The price at which a stock opens at the beginning of a trading session is considered a fair amount based on supply and demand for that security since the previous day's close. Investors continue to participate in the stock market even after the official trading session is over and can continue to place orders, including buy and sell requests, through brokers when the market is closed.
A bid reflects the price at which an investor is willing to buy an equity security. The ask price is the amount at which a stockholder wants to sell the security. The actual price for the security is based on the number of buyers in comparison with the number of sellers, which is a reflection of supply and demand. At the end of a trading session, a stock settles at a final price. Events may happen while the markets are closed, however, that can drive the price higher or lower before the market opens once again.

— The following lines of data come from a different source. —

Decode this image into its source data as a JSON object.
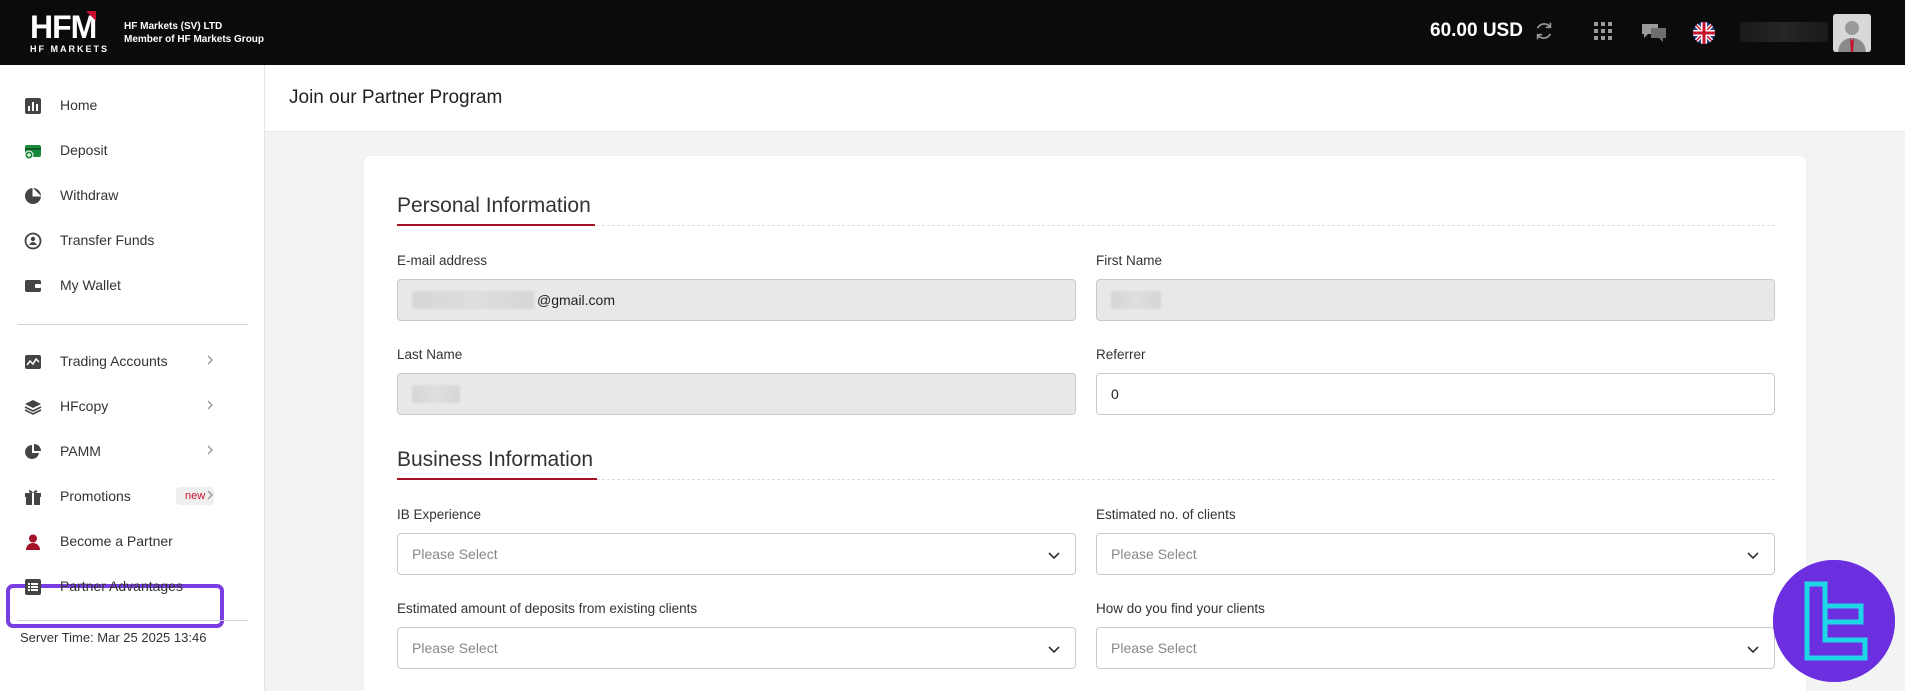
{
  "brand": {
    "logo_text": "HFM",
    "logo_sub": "HF MARKETS",
    "company_line1": "HF Markets (SV) LTD",
    "company_line2": "Member of HF Markets Group",
    "accent_color": "#a3112a"
  },
  "header": {
    "balance": "60.00 USD"
  },
  "sidebar": {
    "items": [
      {
        "label": "Home",
        "icon": "bar-chart-icon"
      },
      {
        "label": "Deposit",
        "icon": "deposit-icon"
      },
      {
        "label": "Withdraw",
        "icon": "withdraw-icon"
      },
      {
        "label": "Transfer Funds",
        "icon": "transfer-icon"
      },
      {
        "label": "My Wallet",
        "icon": "wallet-icon"
      },
      {
        "label": "Trading Accounts",
        "icon": "trading-chart-icon"
      },
      {
        "label": "HFcopy",
        "icon": "layers-icon"
      },
      {
        "label": "PAMM",
        "icon": "pie-chart-icon"
      },
      {
        "label": "Promotions",
        "icon": "gift-icon",
        "badge": "new"
      },
      {
        "label": "Become a Partner",
        "icon": "user-icon"
      },
      {
        "label": "Partner Advantages",
        "icon": "list-icon"
      }
    ],
    "server_time": "Server Time: Mar 25 2025 13:46",
    "highlight_color": "#7a3de0"
  },
  "main": {
    "page_title": "Join our Partner Program",
    "personal": {
      "title": "Personal Information",
      "email_label": "E-mail address",
      "email_value": "@gmail.com",
      "first_name_label": "First Name",
      "last_name_label": "Last Name",
      "referrer_label": "Referrer",
      "referrer_value": "0"
    },
    "business": {
      "title": "Business Information",
      "ib_experience_label": "IB Experience",
      "clients_label": "Estimated no. of clients",
      "deposits_label": "Estimated amount of deposits from existing clients",
      "find_clients_label": "How do you find your clients",
      "placeholder": "Please Select"
    }
  }
}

Public companies report earnings, which are an indication of profits and sales, on a quarterly and yearly basis. The news can potentially move a stock upward or downward based on whether or not results meet expectations. In order to prevent extreme volatility in its share price, a company may opt to wait until after the trading session is closed to reveal the results. The stock's subsequent opening price may differ from the most recent closing price based on investor response in between trading sessions.
The Nasdaq Exchange is an electronic trading platform based in the U.S. The exchange uses an electronic system to determine a fair opening price for a stock based on orders placed after the trading session closes. This system, known as "opening cross," aggregates all of the after-market orders. If there is an imbalance between the number of buyers and sellers, trading specialists are alerted, giving them a chance to create more balance by placing orders. The fair price is set based on a combination of orders from investors and specialists.
Broader economic conditions that unfold overnight could affect where stocks open. In the U.S., when credit rating agency Standard & Poor's lowered its grade on U.S. debt over a weekend in August 2011, fear began spreading like wildfire. Before the markets even began trading on Monday, the S&P 500 Index, a broad measure of stock market activity, was lower by 2 percent, according to the St. Louis Today website. Stocks cumulatively lost $1.2 trillion by the time the stock market closed on that day, according to "The Washington Post."
Geri Terzo is a business writer with more than 15 years of experience on Wall Street. Throughout her career, she has contributed to the two major cable business networks in segment production and chief-booking capacities and has reported for several major trade publications including "IDD Magazine," "Infrastructure Investor" and MandateWire of the "Financial Times." She works as a journalist who has contributed to The Motley Fool and InvestorPlace. Terzo is a graduate of Campbell University, where she earned a Bachelor of Arts in mass communication.